**What you should do**:
Across the data below, how many lines have the word "Step" in them? Respond with the number alone.

(Stored items)
----

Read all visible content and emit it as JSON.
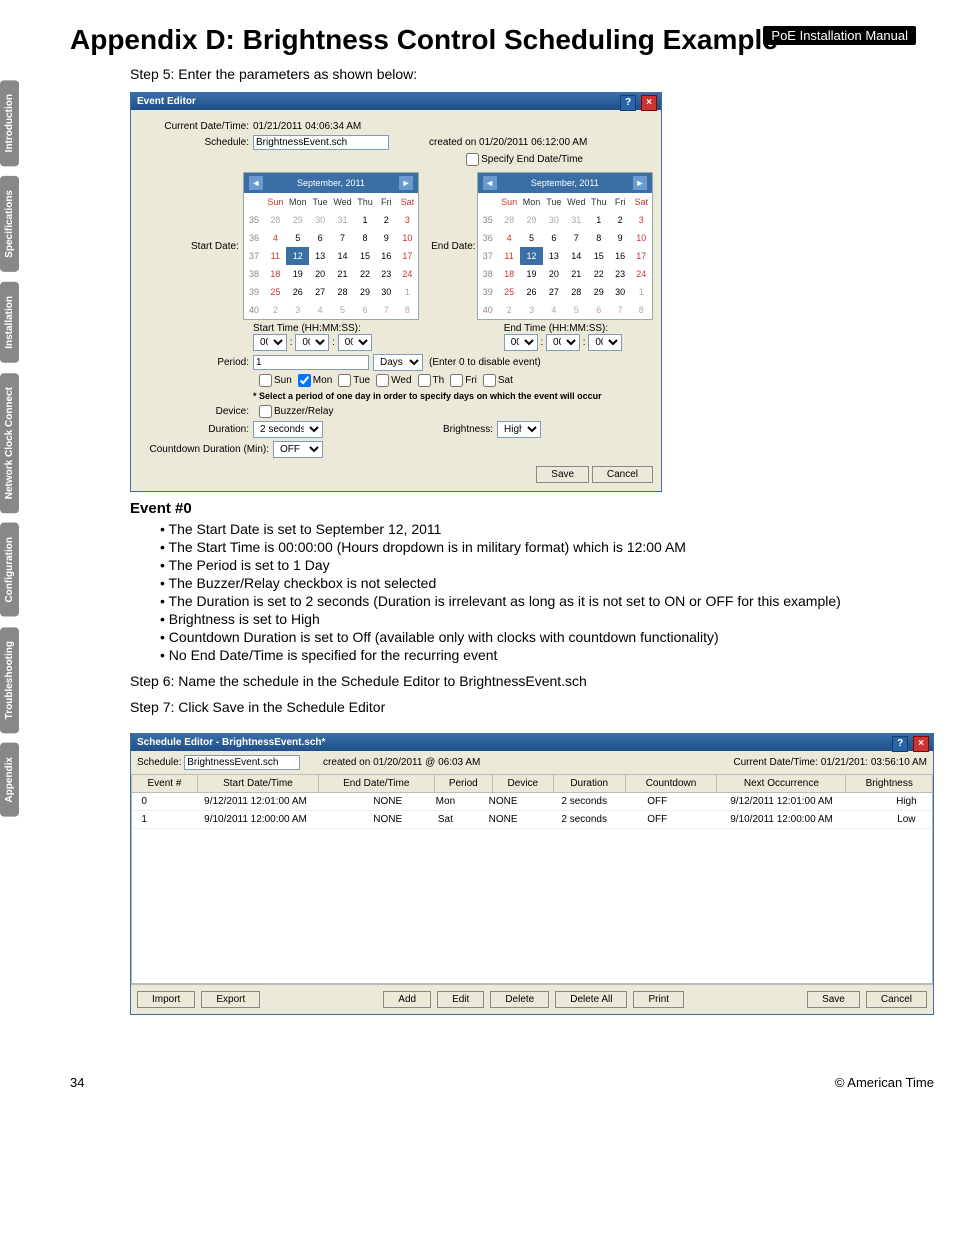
{
  "badge": "PoE Installation Manual",
  "title": "Appendix D: Brightness Control Scheduling Example",
  "tabs": [
    "Introduction",
    "Specifications",
    "Installation",
    "Network Clock Connect",
    "Configuration",
    "Troubleshooting",
    "Appendix"
  ],
  "step5": "Step 5: Enter the parameters as shown below:",
  "eventEditor": {
    "title": "Event Editor",
    "currentLabel": "Current Date/Time:",
    "currentValue": "01/21/2011 04:06:34 AM",
    "scheduleLabel": "Schedule:",
    "scheduleValue": "BrightnessEvent.sch",
    "createdOn": "created on  01/20/2011 06:12:00 AM",
    "specifyEnd": "Specify End Date/Time",
    "startDateLabel": "Start Date:",
    "endDateLabel": "End Date:",
    "calMonth": "September,  2011",
    "dow": [
      "Sun",
      "Mon",
      "Tue",
      "Wed",
      "Thu",
      "Fri",
      "Sat"
    ],
    "weeks": [
      {
        "wk": 35,
        "d": [
          "28",
          "29",
          "30",
          "31",
          "1",
          "2",
          "3"
        ],
        "dim": [
          0,
          1,
          2,
          3
        ]
      },
      {
        "wk": 36,
        "d": [
          "4",
          "5",
          "6",
          "7",
          "8",
          "9",
          "10"
        ]
      },
      {
        "wk": 37,
        "d": [
          "11",
          "12",
          "13",
          "14",
          "15",
          "16",
          "17"
        ],
        "seli": 1
      },
      {
        "wk": 38,
        "d": [
          "18",
          "19",
          "20",
          "21",
          "22",
          "23",
          "24"
        ]
      },
      {
        "wk": 39,
        "d": [
          "25",
          "26",
          "27",
          "28",
          "29",
          "30",
          "1"
        ],
        "dim": [
          6
        ]
      },
      {
        "wk": 40,
        "d": [
          "2",
          "3",
          "4",
          "5",
          "6",
          "7",
          "8"
        ],
        "dim": [
          0,
          1,
          2,
          3,
          4,
          5,
          6
        ]
      }
    ],
    "startTimeLabel": "Start Time (HH:MM:SS):",
    "endTimeLabel": "End Time (HH:MM:SS):",
    "time": [
      "00",
      "00",
      "00"
    ],
    "periodLabel": "Period:",
    "periodValue": "1",
    "periodUnit": "Days",
    "periodHint": "(Enter 0 to disable event)",
    "days": [
      "Sun",
      "Mon",
      "Tue",
      "Wed",
      "Th",
      "Fri",
      "Sat"
    ],
    "dayChecked": [
      false,
      true,
      false,
      false,
      false,
      false,
      false
    ],
    "dayNote": "* Select a period of one day in order to specify days on which the event will occur",
    "deviceLabel": "Device:",
    "deviceOption": "Buzzer/Relay",
    "durationLabel": "Duration:",
    "durationValue": "2 seconds",
    "brightnessLabel": "Brightness:",
    "brightnessValue": "High",
    "countdownLabel": "Countdown Duration (Min):",
    "countdownValue": "OFF",
    "save": "Save",
    "cancel": "Cancel"
  },
  "event0": {
    "title": "Event #0",
    "bullets": [
      "The Start Date is set to September 12, 2011",
      "The Start Time is 00:00:00 (Hours dropdown is in military format) which is 12:00 AM",
      "The Period is set to 1 Day",
      "The Buzzer/Relay checkbox is not selected",
      "The Duration is set to 2 seconds (Duration is irrelevant as long as it is not set to ON or OFF for this example)",
      "Brightness is set to High",
      "Countdown Duration is set to Off (available only with clocks with countdown functionality)",
      "No End Date/Time is specified for the recurring event"
    ]
  },
  "step6": "Step 6: Name the schedule in the Schedule Editor to BrightnessEvent.sch",
  "step7": "Step 7: Click Save in the Schedule Editor",
  "schedule": {
    "title": "Schedule Editor - BrightnessEvent.sch*",
    "scheduleLabel": "Schedule:",
    "scheduleValue": "BrightnessEvent.sch",
    "createdOn": "created on  01/20/2011 @ 06:03 AM",
    "currentLabel": "Current Date/Time:  01/21/201: 03:56:10 AM",
    "cols": [
      "Event #",
      "Start Date/Time",
      "End Date/Time",
      "Period",
      "Device",
      "Duration",
      "Countdown",
      "Next Occurrence",
      "Brightness"
    ],
    "rows": [
      [
        "0",
        "9/12/2011 12:01:00 AM",
        "NONE",
        "Mon",
        "NONE",
        "2 seconds",
        "OFF",
        "9/12/2011 12:01:00 AM",
        "High"
      ],
      [
        "1",
        "9/10/2011 12:00:00 AM",
        "NONE",
        "Sat",
        "NONE",
        "2 seconds",
        "OFF",
        "9/10/2011 12:00:00 AM",
        "Low"
      ]
    ],
    "buttons": {
      "import": "Import",
      "export": "Export",
      "add": "Add",
      "edit": "Edit",
      "delete": "Delete",
      "deleteAll": "Delete All",
      "print": "Print",
      "save": "Save",
      "cancel": "Cancel"
    }
  },
  "pageNum": "34",
  "copyright": "© American Time"
}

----

**Answer area**:
3